Opportunity Knocks: Jesse Wiggins Reflects on The Bassmaster Classic

How the St. Croix Pro seized the opportunity to climb the ranks

Park Falls, WI (March 3, 2019) – St. Croix bass pro Jesse Wiggins just finished competing in the biggest event in bass fishing, the Bassmaster Classic held on the Tennessee River in Knoxville, Tennessee, placing third, just behind champion Ott DeFoe and second place finisher, Jacob Wheeler. It was a narrow margin of total weight between these three anglers, which literally came down to who had the best bites and was able to capitalize on each and every opportunity at hand to land a fish. Such calls into question how tournament anglers prepare for and act on opportunity.

For example, Wiggins had been busy for weeks and months preparing his gear and mindset for this tournament of tournaments. Wiggins’ third consecutive Bassmaster Classic, he says a big part of that was choosing the right rods for the prevailing combination of presentations and locations fished.

“When it comes to the Bassmaster Classic, you have to control everything you can control, including all your equipment. In terms of rods, I only use the best stuff possible so when I do get a bite I can land it. Each cast is critical and you absolutely have to be able to land a fish when given the opportunity. I know with St. Croix rods there is no weak link.”

And when it comes to fishing crankbaits, Wiggins says there’s nothing he’d rather be fishing than fiberglass—and for a number of reasons that help him make the most of every cast.

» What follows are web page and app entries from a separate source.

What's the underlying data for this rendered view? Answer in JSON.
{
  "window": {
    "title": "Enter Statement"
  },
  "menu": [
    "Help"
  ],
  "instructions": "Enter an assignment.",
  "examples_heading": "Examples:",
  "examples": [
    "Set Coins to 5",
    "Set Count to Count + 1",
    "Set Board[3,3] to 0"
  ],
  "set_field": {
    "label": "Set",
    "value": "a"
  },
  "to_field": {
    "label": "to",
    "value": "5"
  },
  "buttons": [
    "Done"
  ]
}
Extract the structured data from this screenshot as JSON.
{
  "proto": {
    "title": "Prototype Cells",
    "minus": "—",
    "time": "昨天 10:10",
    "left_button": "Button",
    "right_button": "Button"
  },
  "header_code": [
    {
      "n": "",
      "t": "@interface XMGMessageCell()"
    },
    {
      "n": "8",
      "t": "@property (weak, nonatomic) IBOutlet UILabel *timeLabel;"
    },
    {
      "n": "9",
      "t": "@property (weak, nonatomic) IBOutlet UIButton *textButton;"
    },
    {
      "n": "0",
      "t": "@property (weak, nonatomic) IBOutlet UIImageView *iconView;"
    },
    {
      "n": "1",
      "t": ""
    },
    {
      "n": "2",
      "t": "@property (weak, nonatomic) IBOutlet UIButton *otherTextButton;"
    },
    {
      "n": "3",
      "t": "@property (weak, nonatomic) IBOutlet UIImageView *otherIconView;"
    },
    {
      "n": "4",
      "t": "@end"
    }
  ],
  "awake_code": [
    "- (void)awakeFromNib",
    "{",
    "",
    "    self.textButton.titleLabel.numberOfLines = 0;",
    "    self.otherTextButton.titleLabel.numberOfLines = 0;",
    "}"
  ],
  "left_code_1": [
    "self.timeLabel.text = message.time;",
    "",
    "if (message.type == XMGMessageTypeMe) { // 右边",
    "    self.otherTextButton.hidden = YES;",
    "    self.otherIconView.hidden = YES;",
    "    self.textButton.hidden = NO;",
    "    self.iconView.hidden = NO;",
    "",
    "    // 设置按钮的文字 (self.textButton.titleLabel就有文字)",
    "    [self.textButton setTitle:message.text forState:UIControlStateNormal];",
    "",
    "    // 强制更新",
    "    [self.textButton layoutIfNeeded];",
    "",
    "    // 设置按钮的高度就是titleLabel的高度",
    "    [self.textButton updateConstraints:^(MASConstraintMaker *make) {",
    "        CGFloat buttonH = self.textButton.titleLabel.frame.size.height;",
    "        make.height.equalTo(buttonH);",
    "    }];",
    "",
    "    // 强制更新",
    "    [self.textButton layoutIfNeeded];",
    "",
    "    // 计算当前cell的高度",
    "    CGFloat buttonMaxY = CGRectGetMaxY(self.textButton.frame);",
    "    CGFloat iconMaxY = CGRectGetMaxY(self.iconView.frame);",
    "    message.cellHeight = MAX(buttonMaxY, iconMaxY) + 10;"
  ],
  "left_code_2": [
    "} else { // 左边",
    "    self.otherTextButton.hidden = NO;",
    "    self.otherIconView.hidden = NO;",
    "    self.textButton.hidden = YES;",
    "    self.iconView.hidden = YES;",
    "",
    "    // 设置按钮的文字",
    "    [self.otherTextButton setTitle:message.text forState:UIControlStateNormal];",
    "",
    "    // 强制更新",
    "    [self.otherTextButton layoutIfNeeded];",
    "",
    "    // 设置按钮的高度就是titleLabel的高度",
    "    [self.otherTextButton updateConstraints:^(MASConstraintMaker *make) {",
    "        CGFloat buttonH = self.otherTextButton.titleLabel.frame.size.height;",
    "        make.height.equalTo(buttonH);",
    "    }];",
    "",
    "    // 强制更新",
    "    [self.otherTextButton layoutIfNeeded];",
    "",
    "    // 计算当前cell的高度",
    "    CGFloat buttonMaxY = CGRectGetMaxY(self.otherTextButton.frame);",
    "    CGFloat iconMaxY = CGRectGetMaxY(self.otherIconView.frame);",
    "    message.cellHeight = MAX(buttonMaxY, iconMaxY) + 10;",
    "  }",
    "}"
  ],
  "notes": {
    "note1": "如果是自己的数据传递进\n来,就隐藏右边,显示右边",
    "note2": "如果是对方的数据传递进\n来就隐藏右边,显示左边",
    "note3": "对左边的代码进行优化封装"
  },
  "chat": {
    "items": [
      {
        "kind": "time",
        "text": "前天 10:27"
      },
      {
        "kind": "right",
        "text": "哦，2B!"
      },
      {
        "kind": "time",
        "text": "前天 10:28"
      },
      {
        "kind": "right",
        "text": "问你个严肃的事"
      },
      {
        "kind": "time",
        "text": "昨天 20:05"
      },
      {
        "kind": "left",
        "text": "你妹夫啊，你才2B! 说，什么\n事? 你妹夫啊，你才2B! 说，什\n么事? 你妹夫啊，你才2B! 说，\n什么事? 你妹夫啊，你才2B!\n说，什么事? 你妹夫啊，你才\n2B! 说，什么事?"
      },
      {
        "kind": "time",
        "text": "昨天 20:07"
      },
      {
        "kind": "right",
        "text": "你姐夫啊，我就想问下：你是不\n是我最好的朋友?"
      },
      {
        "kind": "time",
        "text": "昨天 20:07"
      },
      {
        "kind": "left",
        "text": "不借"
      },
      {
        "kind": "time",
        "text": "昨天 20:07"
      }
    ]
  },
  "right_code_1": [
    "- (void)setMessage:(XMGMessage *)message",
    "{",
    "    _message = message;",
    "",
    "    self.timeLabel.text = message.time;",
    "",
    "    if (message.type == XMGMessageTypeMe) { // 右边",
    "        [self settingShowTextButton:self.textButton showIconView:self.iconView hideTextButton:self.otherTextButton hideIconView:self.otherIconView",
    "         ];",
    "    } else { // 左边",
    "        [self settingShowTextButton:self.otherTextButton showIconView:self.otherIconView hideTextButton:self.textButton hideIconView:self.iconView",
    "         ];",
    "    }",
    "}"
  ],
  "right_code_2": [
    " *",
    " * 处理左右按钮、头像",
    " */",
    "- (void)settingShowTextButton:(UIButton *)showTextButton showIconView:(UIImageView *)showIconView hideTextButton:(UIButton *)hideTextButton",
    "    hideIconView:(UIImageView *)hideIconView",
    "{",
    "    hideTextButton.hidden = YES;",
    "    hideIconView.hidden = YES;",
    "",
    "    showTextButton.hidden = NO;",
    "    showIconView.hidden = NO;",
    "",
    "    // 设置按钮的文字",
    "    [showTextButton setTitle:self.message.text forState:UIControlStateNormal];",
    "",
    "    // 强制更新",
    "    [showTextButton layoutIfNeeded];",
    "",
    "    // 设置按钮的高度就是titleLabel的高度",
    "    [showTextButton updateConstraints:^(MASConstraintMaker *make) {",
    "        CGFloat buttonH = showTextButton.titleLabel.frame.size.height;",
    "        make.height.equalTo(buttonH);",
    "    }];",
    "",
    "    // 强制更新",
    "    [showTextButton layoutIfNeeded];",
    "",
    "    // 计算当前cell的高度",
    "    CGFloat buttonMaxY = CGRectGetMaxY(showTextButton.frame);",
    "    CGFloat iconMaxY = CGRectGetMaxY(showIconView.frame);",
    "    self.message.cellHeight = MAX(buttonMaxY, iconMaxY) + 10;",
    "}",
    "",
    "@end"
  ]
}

“It’s hard to believe how sensitive Legend Glass rods are. With most glass rods you lose sensitivity, but not with Legend Glass. They’re so sensitive that you can throw flat-sided crankbaits which don’t have a lot of thump—which is the reason you throw them in the cooler waters of pre-spawn—but you can still feel their minimal action with the St. Croix Legend Glass so good you can tell if your bait is ever getting fouled by a leaf, stick, or anything else. Feeling that immediately so you can get your bait back to running right is a key deal in tournaments where you absolutely cannot waste a single cast. Being able to feel the bait at all times plus having the glass rod so the fish can load up on the bait are two significant reasons I’m such a big fan. Fiberglass rods are also great casting tools with a moderate action that makes their use with baits like crankbaits and chatterbaits ideal. Of course, this moderate action also comes into play when fighting fish and keeping them buttoned to land without fish getting off. Those reasons and more are why I chose St. Croix fiberglass rods as my primary tools for fishing the Classic. They’re almost like an insurance policy.”

Wiggins expected the fish to be in full pre-spawn mode and in terms of location had key spots pretty much dialed in from the get-go.

“It was pretty simple for me once I got there and saw the water color and temperature. I knew if I was going to catch them it was going to be a shallow crankbait deal. So, I had two main rods on deck—the 6’10’’ medium heavy moderate St. Croix Legend Glass LGC610MHM and the 6’10” medium power moderate St. Croix Mojo Bass Glass MGC610MM TARGET CRANKER. I had those two rigged up and when practice started I started catching them immediately with shallow-running crankbaits. With those rods, I used anything from a little flat-sided shallow-diving crankbait, square bill, and anything that dove to about ten feet, all on 12 pound Seaguar AbrazX fluorocarbon line,” says Wiggins.

“Given the areas I was practicing in, I figured it was going to be tough. I was fishing in the creeks and flats but I knew the bigger bass would be coming off the main river to spawn, and that’s exactly what happened. Part of why everything played out so well for me is the time I took preparing my rods, baits, and overall plan of attack, which you don’t have to be a professional angler to practice. Preparation can help any level angler make the most of whatever bite’s at hand. There was no question that I could rely on my equipment one-hundred percent so I could focus on putting fish in the boat. And it got better and better each day of the tournament. On days two and three I got some big bites and put myself back up there in the running. It wasn’t quite enough to place first or second, but I’m incredibly happy with how everything turned out. I was only a couple bites away from the win.”